The IHCA presented a $320,000 cheque to the EKFH on Thursday, Nov. 30 outside the Invermere Thrift Store. The nonprofit IHCA runs the thrift store to help raise funds for health care in the East Kootenay.

Of the $320,000 total, $200,000 is going to the Warm Embrace campaign, which aims to raise $1.8 million to build a tier three neonatal intensive care unit at the East Kootenay Regional Hospital (EKRH) in Cranbrook. The other $120,000 will help fund much needed equipment in the Invermere hospital, Golden hospital, and at Columbia House.

IHCA president Corinne Tansowny explained to the Pioneer that as there is no intensive care unit for babies in the East Kootenay, it makes a lot of sense for the IHCA to donate to the Warm Embrace campaign. Any East Kootenay infants (and their parents) needing intensive care get sent to Kelowna, Kamloops or Vancouver, she explained. 

Tansowny relayed the experience of one East Kootenay couple that were sent to Vancouver for intensive neonatal care. Upon arrival they received a 100-day parking pass. “Their reaction was ‘oh my gosh, are we going to be living here in Vancouver for 100 days?’” She noted that “it really is quite an ordeal. It’s a lot of stress and a lot of financial strain for families. It would very much benefit Columbia Valley residents to have a neonatal intensive care unit in Cranbrook.”

Many local expectant mothers deliver their babies here in Invermere, but because the hospital here does not have an operating room, many also choose to deliver in Cranbrook.

The other $120,000 for the Invermere and Golden hospitals will help to pay for programs, such as home health that see medical staff visit seniors in their homes, as well as for materials and equipment such as stretchers, maternity recliners, hospital beds, patient warming systems, a bladder scanner and operating room equipment.

The IHCA also donated $45,000 to the Invermere and Golden hospitals this past spring, and funds $20,000 in scholarships related to medicine. Half the scholarship money goes to graduating David Thompson Secondary School (DTSS) students interested in studying medical programs, and the other half goes to students from the Columbia Valley who are already in post secondary study to become doctors, nurses or other health care professionals.
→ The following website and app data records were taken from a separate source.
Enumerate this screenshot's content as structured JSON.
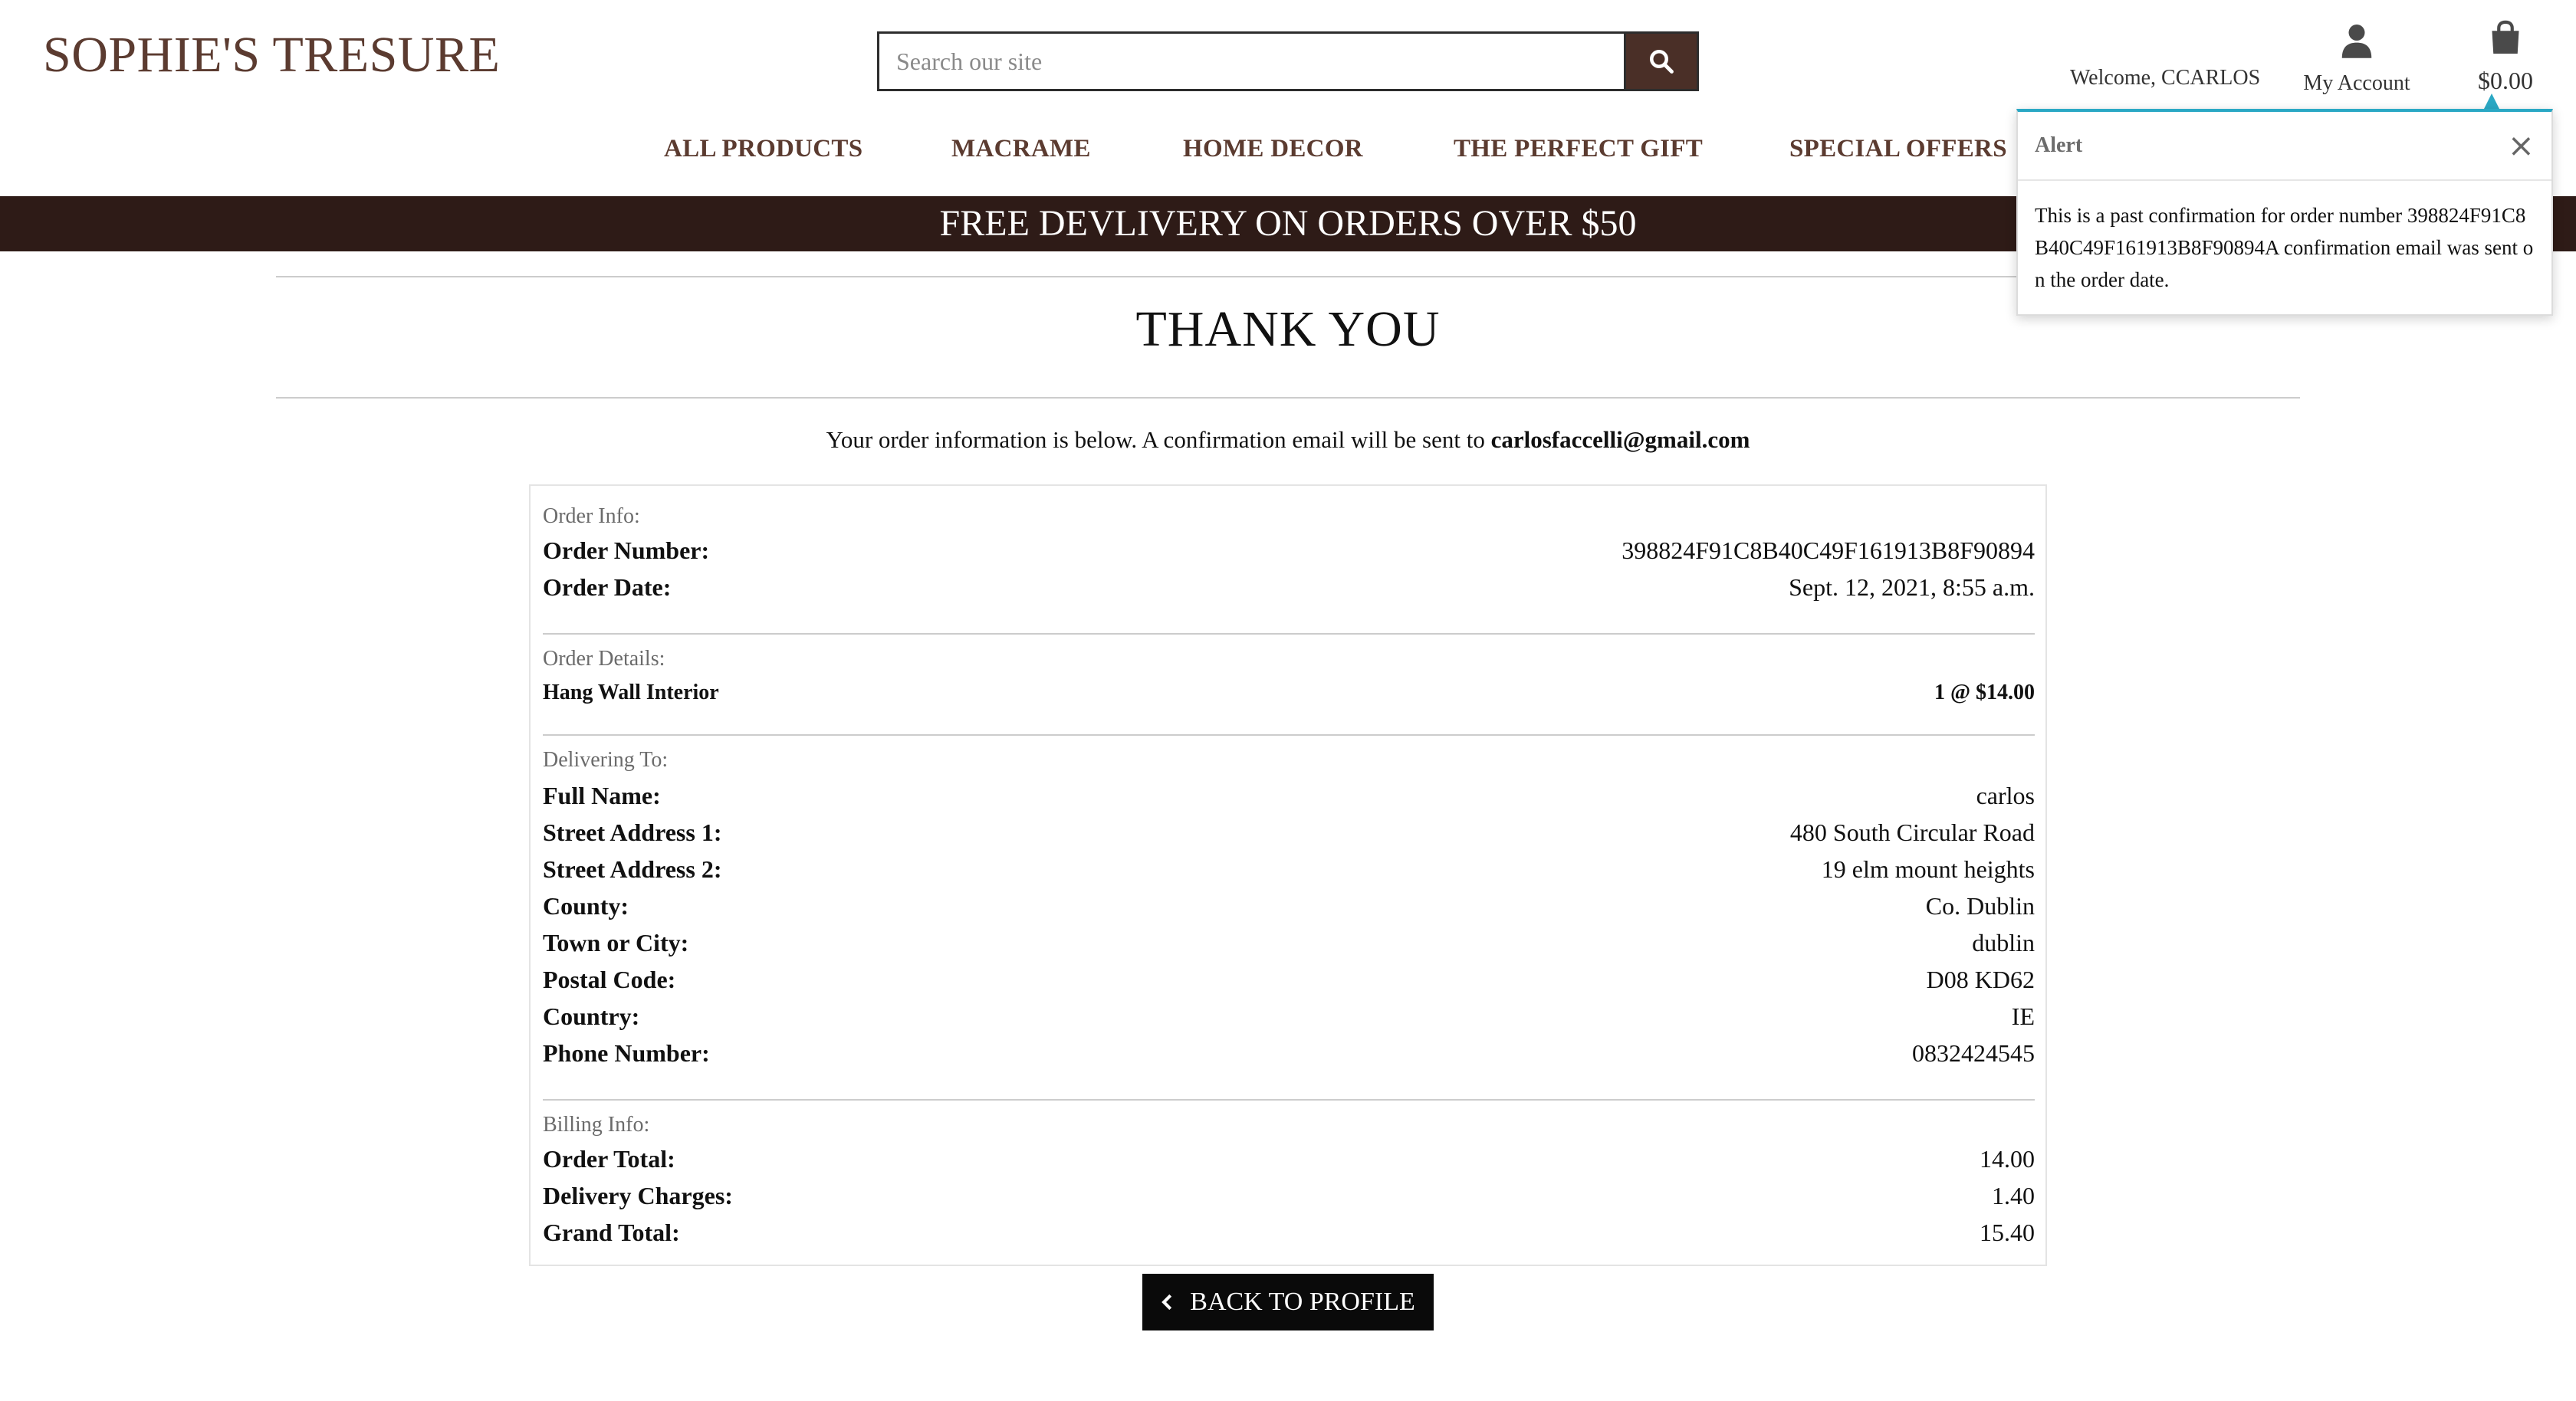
{
  "header": {
    "logo": "SOPHIE'S TRESURE",
    "search_placeholder": "Search our site",
    "welcome": "Welcome, CCARLOS",
    "account_label": "My Account",
    "bag_total": "$0.00"
  },
  "nav": {
    "items": [
      "ALL PRODUCTS",
      "MACRAME",
      "HOME DECOR",
      "THE PERFECT GIFT",
      "SPECIAL OFFERS"
    ]
  },
  "banner": "FREE DEVLIVERY ON ORDERS OVER $50",
  "page": {
    "title": "THANK YOU",
    "intro": "Your order information is below. A confirmation email will be sent to",
    "email": "carlosfaccelli@gmail.com"
  },
  "order_info": {
    "label": "Order Info:",
    "number_key": "Order Number:",
    "number": "398824F91C8B40C49F161913B8F90894",
    "date_key": "Order Date:",
    "date": "Sept. 12, 2021, 8:55 a.m."
  },
  "order_details": {
    "label": "Order Details:",
    "item": "Hang Wall Interior",
    "qty_price": "1 @ $14.00"
  },
  "delivery": {
    "label": "Delivering To:",
    "rows": [
      {
        "key": "Full Name:",
        "value": "carlos"
      },
      {
        "key": "Street Address 1:",
        "value": "480 South Circular Road"
      },
      {
        "key": "Street Address 2:",
        "value": "19 elm mount heights"
      },
      {
        "key": "County:",
        "value": "Co. Dublin"
      },
      {
        "key": "Town or City:",
        "value": "dublin"
      },
      {
        "key": "Postal Code:",
        "value": "D08 KD62"
      },
      {
        "key": "Country:",
        "value": "IE"
      },
      {
        "key": "Phone Number:",
        "value": "0832424545"
      }
    ]
  },
  "billing": {
    "label": "Billing Info:",
    "rows": [
      {
        "key": "Order Total:",
        "value": "14.00"
      },
      {
        "key": "Delivery Charges:",
        "value": "1.40"
      },
      {
        "key": "Grand Total:",
        "value": "15.40"
      }
    ]
  },
  "back_button": "BACK TO PROFILE",
  "alert": {
    "title": "Alert",
    "close": "×",
    "message": "This is a past confirmation for order number 398824F91C8B40C49F161913B8F90894A confirmation email was sent on the order date."
  },
  "colors": {
    "brand": "#5b3b30",
    "banner": "#2e1b17",
    "alert_accent": "#2aa8c4"
  }
}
“That money could end up benefitting the valley, as those students may choose to come back home and spend part of their medical career here in the valley,” said Tansowny.